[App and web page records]
______

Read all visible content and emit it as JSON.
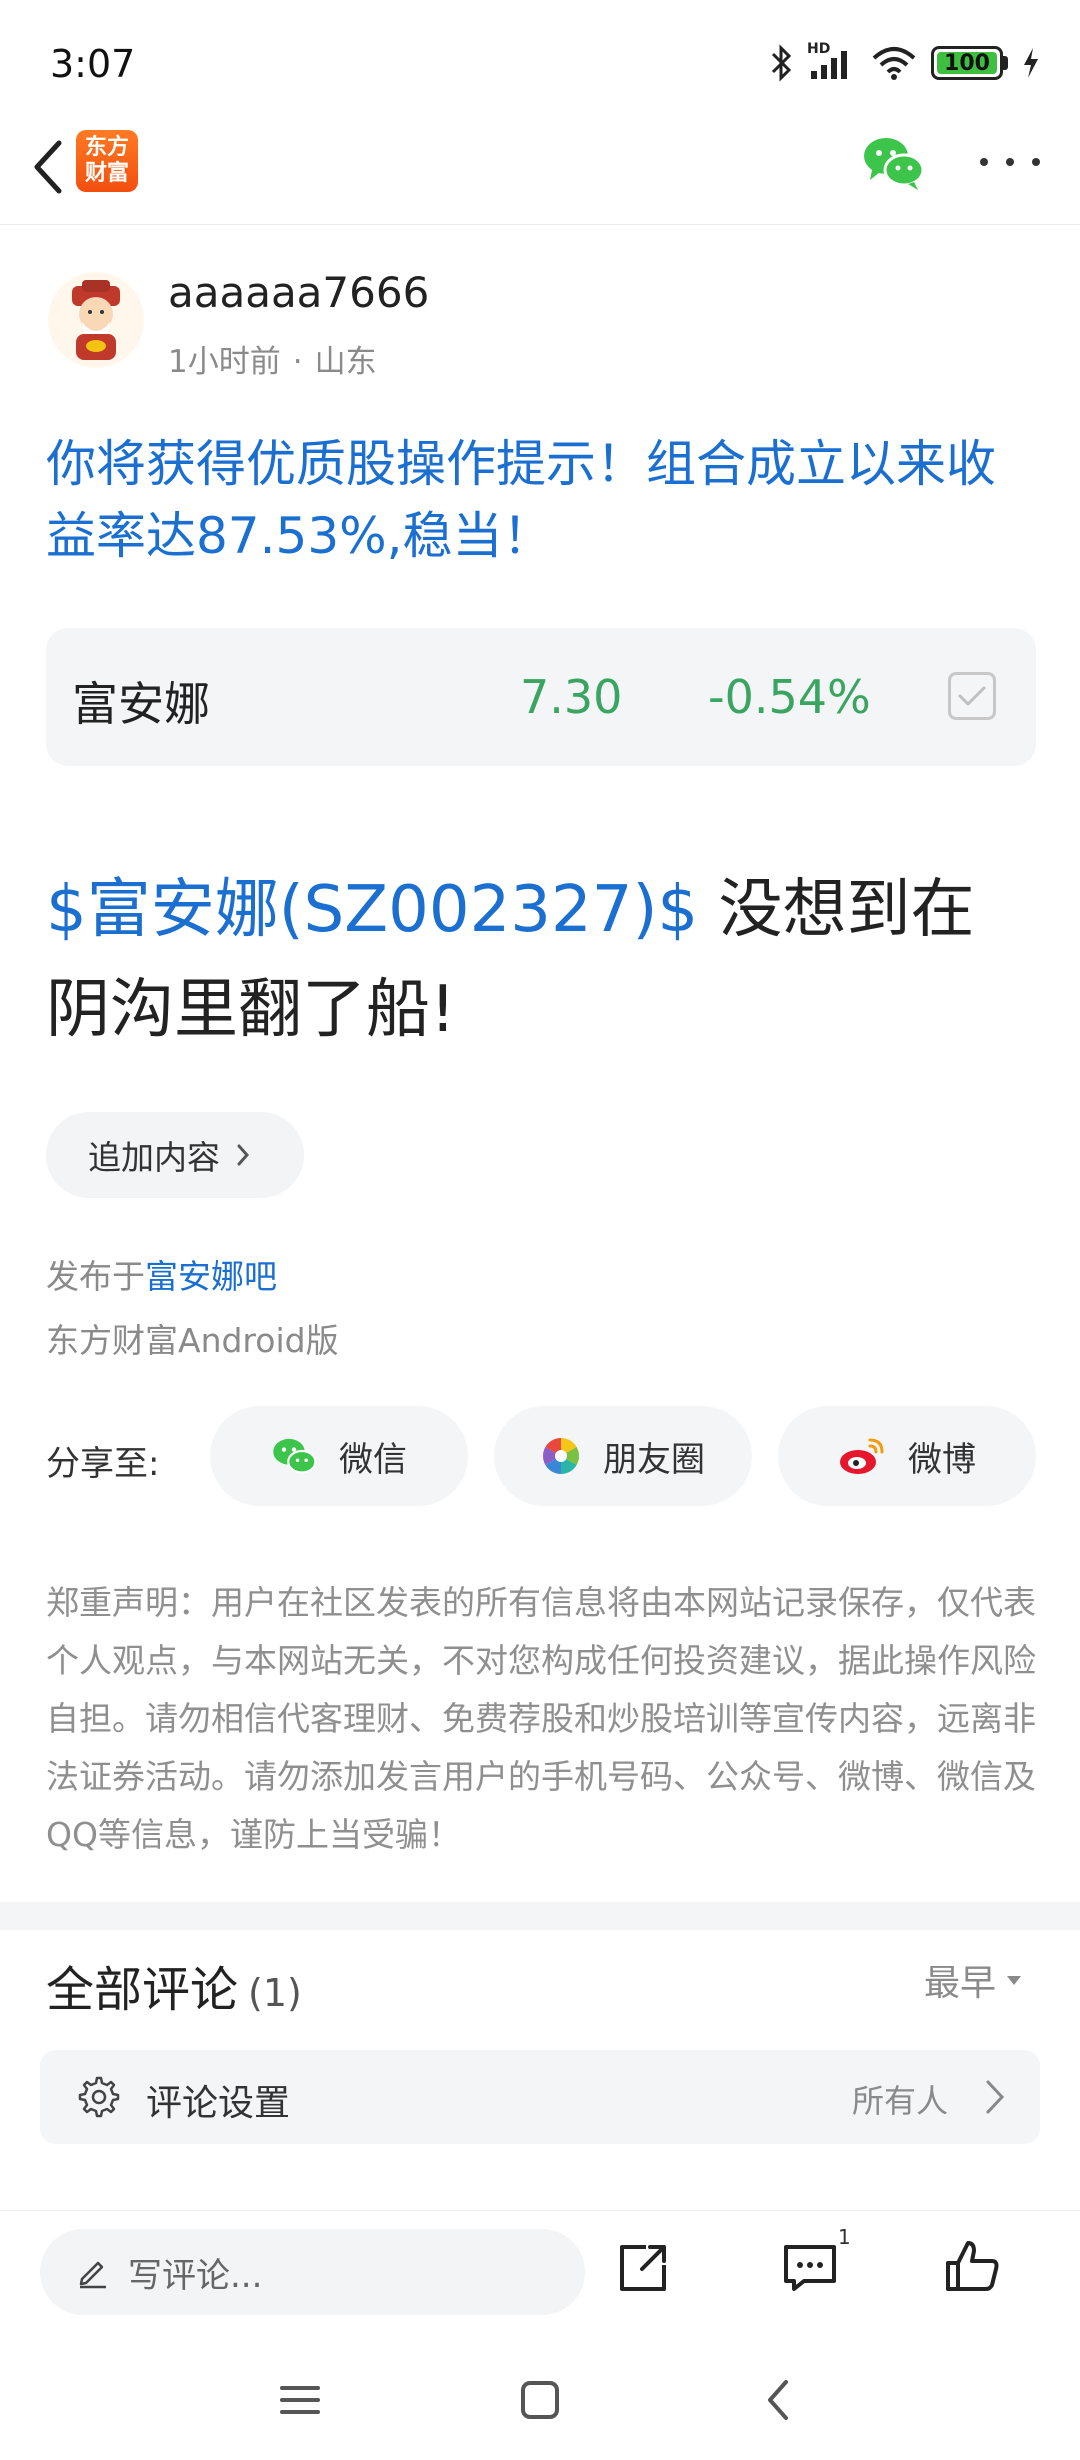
{
  "status_bar": {
    "time": "3:07",
    "network_label": "HD",
    "battery": "100"
  },
  "app": {
    "logo_text": "东方\n财富"
  },
  "post": {
    "username": "aaaaaa7666",
    "time_ago": "1小时前",
    "separator": "·",
    "location": "山东",
    "promo_text": "你将获得优质股操作提示！组合成立以来收益率达87.53%,稳当！",
    "stock_card": {
      "name": "富安娜",
      "price": "7.30",
      "change": "-0.54%"
    },
    "body_stock_link": "$富安娜(SZ002327)$",
    "body_text": " 没想到在阴沟里翻了船!",
    "add_content_label": "追加内容",
    "published_prefix": "发布于",
    "published_forum": "富安娜吧",
    "client": "东方财富Android版"
  },
  "share": {
    "label": "分享至:",
    "wechat": "微信",
    "moments": "朋友圈",
    "weibo": "微博"
  },
  "disclaimer": "郑重声明：用户在社区发表的所有信息将由本网站记录保存，仅代表个人观点，与本网站无关，不对您构成任何投资建议，据此操作风险自担。请勿相信代客理财、免费荐股和炒股培训等宣传内容，远离非法证券活动。请勿添加发言用户的手机号码、公众号、微博、微信及QQ等信息，谨防上当受骗！",
  "comments": {
    "title": "全部评论",
    "count": "(1)",
    "sort": "最早",
    "settings_label": "评论设置",
    "settings_value": "所有人"
  },
  "bottom_bar": {
    "input_placeholder": "写评论...",
    "comment_badge": "1"
  },
  "colors": {
    "accent_blue": "#1a6fd0",
    "stock_green": "#3aa561",
    "brand_orange": "#f2601a",
    "wechat_green": "#3cc44b"
  }
}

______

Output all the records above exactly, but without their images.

Read all visible content and emit it as JSON.
{
  "status_bar": {
    "time": "3:07",
    "network_label": "HD",
    "battery": "100"
  },
  "app": {
    "logo_text": "东方\n财富"
  },
  "post": {
    "username": "aaaaaa7666",
    "time_ago": "1小时前",
    "separator": "·",
    "location": "山东",
    "promo_text": "你将获得优质股操作提示！组合成立以来收益率达87.53%,稳当！",
    "stock_card": {
      "name": "富安娜",
      "price": "7.30",
      "change": "-0.54%"
    },
    "body_stock_link": "$富安娜(SZ002327)$",
    "body_text": " 没想到在阴沟里翻了船!",
    "add_content_label": "追加内容",
    "published_prefix": "发布于",
    "published_forum": "富安娜吧",
    "client": "东方财富Android版"
  },
  "share": {
    "label": "分享至:",
    "wechat": "微信",
    "moments": "朋友圈",
    "weibo": "微博"
  },
  "disclaimer": "郑重声明：用户在社区发表的所有信息将由本网站记录保存，仅代表个人观点，与本网站无关，不对您构成任何投资建议，据此操作风险自担。请勿相信代客理财、免费荐股和炒股培训等宣传内容，远离非法证券活动。请勿添加发言用户的手机号码、公众号、微博、微信及QQ等信息，谨防上当受骗！",
  "comments": {
    "title": "全部评论",
    "count": "(1)",
    "sort": "最早",
    "settings_label": "评论设置",
    "settings_value": "所有人"
  },
  "bottom_bar": {
    "input_placeholder": "写评论...",
    "comment_badge": "1"
  },
  "colors": {
    "accent_blue": "#1a6fd0",
    "stock_green": "#3aa561",
    "brand_orange": "#f2601a",
    "wechat_green": "#3cc44b"
  }
}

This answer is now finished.